_EXERCISE INSTRUCTIONS_. Reproduce the data exactly. Omit no record.

*** Begin section ***

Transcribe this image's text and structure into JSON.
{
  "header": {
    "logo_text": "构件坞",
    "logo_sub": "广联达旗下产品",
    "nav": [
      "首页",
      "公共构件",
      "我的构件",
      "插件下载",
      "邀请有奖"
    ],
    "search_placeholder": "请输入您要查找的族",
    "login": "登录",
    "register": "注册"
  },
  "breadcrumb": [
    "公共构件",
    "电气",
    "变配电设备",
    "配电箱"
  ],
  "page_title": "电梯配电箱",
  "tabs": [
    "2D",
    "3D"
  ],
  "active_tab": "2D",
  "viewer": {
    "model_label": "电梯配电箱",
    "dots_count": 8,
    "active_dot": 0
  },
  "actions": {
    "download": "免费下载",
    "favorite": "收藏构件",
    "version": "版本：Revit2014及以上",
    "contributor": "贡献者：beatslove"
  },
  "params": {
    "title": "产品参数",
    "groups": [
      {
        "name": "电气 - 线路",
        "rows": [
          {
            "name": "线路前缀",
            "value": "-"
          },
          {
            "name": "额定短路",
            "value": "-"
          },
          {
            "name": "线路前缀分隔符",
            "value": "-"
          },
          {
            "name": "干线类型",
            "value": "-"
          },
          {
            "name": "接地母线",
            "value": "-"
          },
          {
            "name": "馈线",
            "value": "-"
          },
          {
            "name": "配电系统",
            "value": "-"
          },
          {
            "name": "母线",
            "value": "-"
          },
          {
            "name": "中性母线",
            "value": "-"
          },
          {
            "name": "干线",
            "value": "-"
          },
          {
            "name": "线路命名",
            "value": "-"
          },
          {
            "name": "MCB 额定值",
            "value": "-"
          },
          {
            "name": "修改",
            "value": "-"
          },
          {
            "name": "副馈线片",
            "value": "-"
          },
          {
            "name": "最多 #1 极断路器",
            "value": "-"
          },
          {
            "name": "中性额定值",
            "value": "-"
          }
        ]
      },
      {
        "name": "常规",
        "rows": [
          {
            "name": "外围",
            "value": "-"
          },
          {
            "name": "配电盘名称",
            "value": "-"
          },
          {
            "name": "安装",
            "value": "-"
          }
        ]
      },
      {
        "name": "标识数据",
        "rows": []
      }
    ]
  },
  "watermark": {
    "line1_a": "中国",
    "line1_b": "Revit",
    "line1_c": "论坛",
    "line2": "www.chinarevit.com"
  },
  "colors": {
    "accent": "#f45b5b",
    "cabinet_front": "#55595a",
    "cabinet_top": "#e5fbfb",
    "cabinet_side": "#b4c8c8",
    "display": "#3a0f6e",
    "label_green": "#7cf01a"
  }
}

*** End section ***

_ANSWER AREA_.
Transcribe this image's text and structure into JSON.
{
  "header": {
    "logo_text": "构件坞",
    "logo_sub": "广联达旗下产品",
    "nav": [
      "首页",
      "公共构件",
      "我的构件",
      "插件下载",
      "邀请有奖"
    ],
    "search_placeholder": "请输入您要查找的族",
    "login": "登录",
    "register": "注册"
  },
  "breadcrumb": [
    "公共构件",
    "电气",
    "变配电设备",
    "配电箱"
  ],
  "page_title": "电梯配电箱",
  "tabs": [
    "2D",
    "3D"
  ],
  "active_tab": "2D",
  "viewer": {
    "model_label": "电梯配电箱",
    "dots_count": 8,
    "active_dot": 0
  },
  "actions": {
    "download": "免费下载",
    "favorite": "收藏构件",
    "version": "版本：Revit2014及以上",
    "contributor": "贡献者：beatslove"
  },
  "params": {
    "title": "产品参数",
    "groups": [
      {
        "name": "电气 - 线路",
        "rows": [
          {
            "name": "线路前缀",
            "value": "-"
          },
          {
            "name": "额定短路",
            "value": "-"
          },
          {
            "name": "线路前缀分隔符",
            "value": "-"
          },
          {
            "name": "干线类型",
            "value": "-"
          },
          {
            "name": "接地母线",
            "value": "-"
          },
          {
            "name": "馈线",
            "value": "-"
          },
          {
            "name": "配电系统",
            "value": "-"
          },
          {
            "name": "母线",
            "value": "-"
          },
          {
            "name": "中性母线",
            "value": "-"
          },
          {
            "name": "干线",
            "value": "-"
          },
          {
            "name": "线路命名",
            "value": "-"
          },
          {
            "name": "MCB 额定值",
            "value": "-"
          },
          {
            "name": "修改",
            "value": "-"
          },
          {
            "name": "副馈线片",
            "value": "-"
          },
          {
            "name": "最多 #1 极断路器",
            "value": "-"
          },
          {
            "name": "中性额定值",
            "value": "-"
          }
        ]
      },
      {
        "name": "常规",
        "rows": [
          {
            "name": "外围",
            "value": "-"
          },
          {
            "name": "配电盘名称",
            "value": "-"
          },
          {
            "name": "安装",
            "value": "-"
          }
        ]
      },
      {
        "name": "标识数据",
        "rows": []
      }
    ]
  },
  "watermark": {
    "line1_a": "中国",
    "line1_b": "Revit",
    "line1_c": "论坛",
    "line2": "www.chinarevit.com"
  },
  "colors": {
    "accent": "#f45b5b",
    "cabinet_front": "#55595a",
    "cabinet_top": "#e5fbfb",
    "cabinet_side": "#b4c8c8",
    "display": "#3a0f6e",
    "label_green": "#7cf01a"
  }
}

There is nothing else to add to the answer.